Loaves and Fishes
In order to keep my head-shrinker's license current, I must
endure receive 40 hours of continuing education every 2 years. Last year, I got zero hours. I was too ill to sit all day in a hard chair under fluorescent lights and listen to someone dumber than I for 6-8 hours. (I have an attitude about continuing ed. in my profession. Not that I don't think we should be required to pursue it; I absolutely do. Just that it has become a big money-making racket for the providers, and their offerings are often of little value to those with years of experience in the field.) Anyhow, last year, I kept thinking that at any minute, someone would diagnose and treat me, and then I would feel more like sitting all day in a hard chair . . . yadda yadda. Well, ya'll know that didn't happen. So now, because I still hope to return to my work full-time some day, I must get 40 hours this year. And I'm more ill than I was last year, but that reality just is what it is. I try to pick out continuing ed. events that are of maximum interest, and require minimum travel; then I pick a seat from which I can exit quickly if I just can't bear to be there any longer.
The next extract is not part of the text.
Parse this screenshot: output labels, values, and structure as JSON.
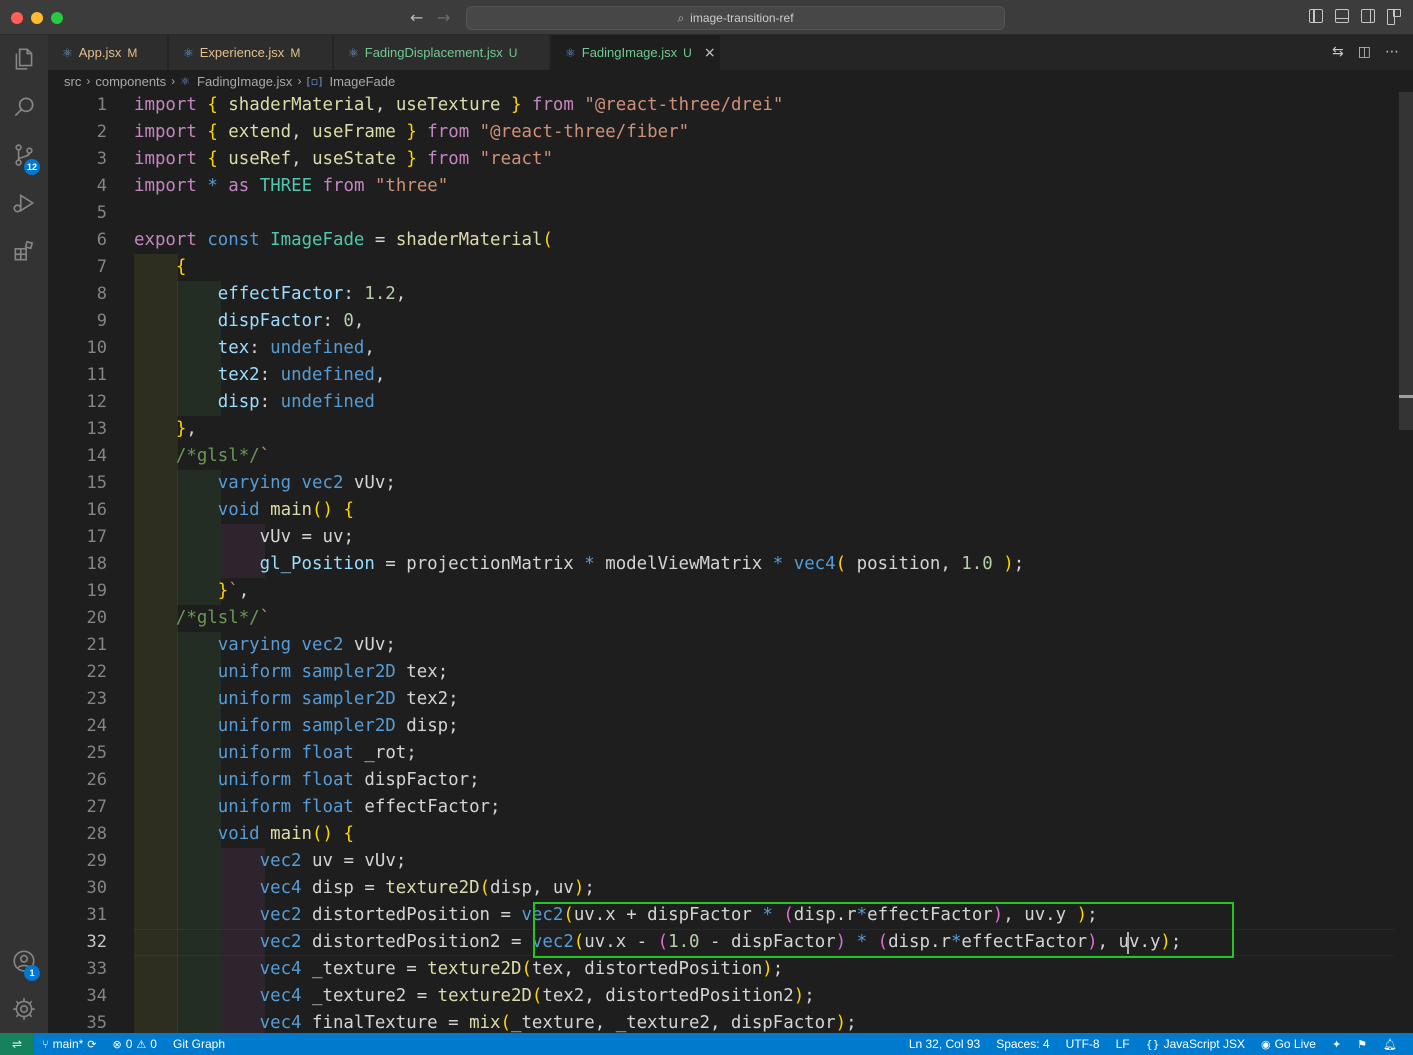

A couple of weeks ago I attended such an event, just five minutes from my home. And there was an excellent presenter, and an interesting topic, and a remarkably comfy chair in a very pleasant ampitheater kind of place in a resort hotel. And I had the seat just by the back exit. All good. I remember much of what the presenter said, because it was interesting and educational, but I remember more vividly a moment that was not officially part of the "show."
About ten minutes into the presentation, the back door opened, and in walked a handsome young man with an open face and brown skin, in a waiter's uniform, carrying a large tray. He paused for a moment when he entered, taking in the room. He then proceeded to the front and presented the tray to our speaker. He appeared slightly flustered as he said something to her, quietly.
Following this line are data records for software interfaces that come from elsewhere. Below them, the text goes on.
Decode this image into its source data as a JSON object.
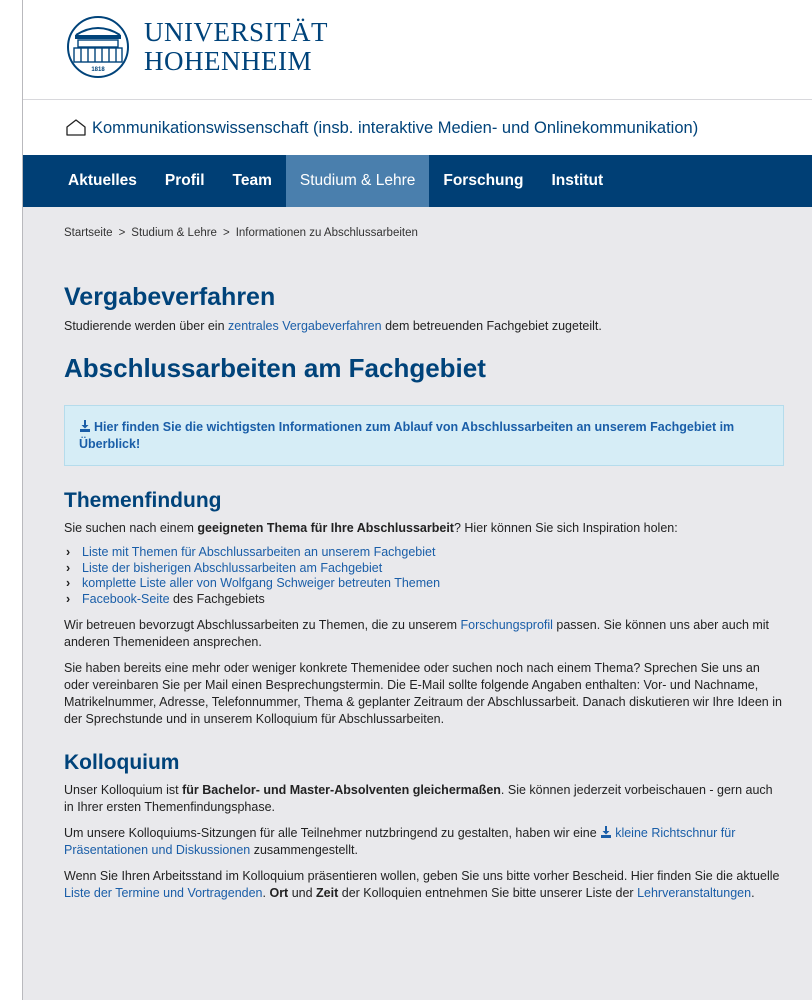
{
  "logo": {
    "line1": "UNIVERSITÄT",
    "line2": "HOHENHEIM",
    "year": "1818"
  },
  "subheader": {
    "label": "Kommunikationswissenschaft (insb. interaktive Medien- und Onlinekommunikation)"
  },
  "nav": {
    "items": [
      {
        "label": "Aktuelles"
      },
      {
        "label": "Profil"
      },
      {
        "label": "Team"
      },
      {
        "label": "Studium & Lehre"
      },
      {
        "label": "Forschung"
      },
      {
        "label": "Institut"
      }
    ],
    "active_index": 3
  },
  "breadcrumb": {
    "items": [
      "Startseite",
      "Studium & Lehre",
      "Informationen zu Abschlussarbeiten"
    ],
    "separator": ">"
  },
  "vergabe": {
    "title": "Vergabeverfahren",
    "text_before": "Studierende werden über ein ",
    "link": "zentrales Vergabeverfahren",
    "text_after": " dem betreuenden Fachgebiet zugeteilt."
  },
  "abschluss": {
    "title": "Abschlussarbeiten am Fachgebiet",
    "box_link": "Hier",
    "box_text": " finden Sie die wichtigsten Informationen zum Ablauf von Abschlussarbeiten an unserem Fachgebiet im Überblick!"
  },
  "themen": {
    "title": "Themenfindung",
    "intro_before": "Sie suchen nach einem ",
    "intro_bold": "geeigneten Thema für Ihre Abschlussarbeit",
    "intro_after": "? Hier können Sie sich Inspiration holen:",
    "links": [
      {
        "link": "Liste mit Themen für Abschlussarbeiten an unserem Fachgebiet",
        "after": ""
      },
      {
        "link": "Liste der bisherigen Abschlussarbeiten am Fachgebiet",
        "after": ""
      },
      {
        "link": "komplette Liste aller von Wolfgang Schweiger betreuten Themen",
        "after": ""
      },
      {
        "link": "Facebook-Seite",
        "after": " des Fachgebiets"
      }
    ],
    "p2_before": "Wir betreuen bevorzugt Abschlussarbeiten zu Themen, die zu unserem ",
    "p2_link": "Forschungsprofil",
    "p2_after": " passen. Sie können uns aber auch mit anderen Themenideen ansprechen.",
    "p3": "Sie haben bereits eine mehr oder weniger konkrete Themenidee oder suchen noch nach einem Thema? Sprechen Sie uns an oder vereinbaren Sie per Mail einen Besprechungstermin. Die E-Mail sollte folgende Angaben enthalten: Vor- und Nachname, Matrikelnummer, Adresse, Telefonnummer, Thema & geplanter Zeitraum der Abschlussarbeit. Danach diskutieren wir Ihre Ideen in der Sprechstunde und in unserem Kolloquium für Abschlussarbeiten."
  },
  "kolloquium": {
    "title": "Kolloquium",
    "p1_before": "Unser Kolloquium ist ",
    "p1_bold": "für Bachelor- und Master-Absolventen gleichermaßen",
    "p1_after": ". Sie können jederzeit vorbeischauen - gern auch in Ihrer ersten Themenfindungsphase.",
    "p2_before": "Um unsere Kolloquiums-Sitzungen für alle Teilnehmer nutzbringend zu gestalten, haben wir eine ",
    "p2_link": "kleine Richtschnur für Präsentationen und Diskussionen",
    "p2_after": " zusammengestellt.",
    "p3_before": "Wenn Sie Ihren Arbeitsstand im Kolloquium präsentieren wollen, geben Sie uns bitte vorher Bescheid. Hier finden Sie die aktuelle ",
    "p3_link": "Liste der Termine und Vortragenden",
    "p3_mid": ". ",
    "p3_bold1": "Ort",
    "p3_and": " und ",
    "p3_bold2": "Zeit",
    "p3_after": " der Kolloquien entnehmen Sie bitte unserer Liste der ",
    "p3_link2": "Lehrveranstaltungen",
    "p3_end": "."
  },
  "colors": {
    "brand_blue": "#00437a",
    "nav_bg": "#003f75",
    "nav_active": "#4a7fad",
    "link": "#1a5ea8",
    "info_bg": "#d6edf6"
  },
  "icons": [
    "university-building-icon",
    "home-icon",
    "download-icon",
    "chevron-right-icon"
  ]
}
She then said to us, "They screwed up my breakfast this morning and I had to get started, so they're bringing it to me now, and I'll eat it at our first break."
The gentleman then stepped to the microphone and addressed us, in a thoroughly charming Caribbean accent, "I am sorry I do not have enough for all of you. If I were Jesus, I would bless this breakfast and make it enough to share with you all, and we would have baskets of food left over."
We all laughed and applauded, as he smiled warmly, and the woman next to me called out to him, "If you were Jesus, we wouldn't need to bother getting our continuing ed. hours." Amen, sister. And thank You, Lord, for the unexpected delightful people that happen across our paths from time to time.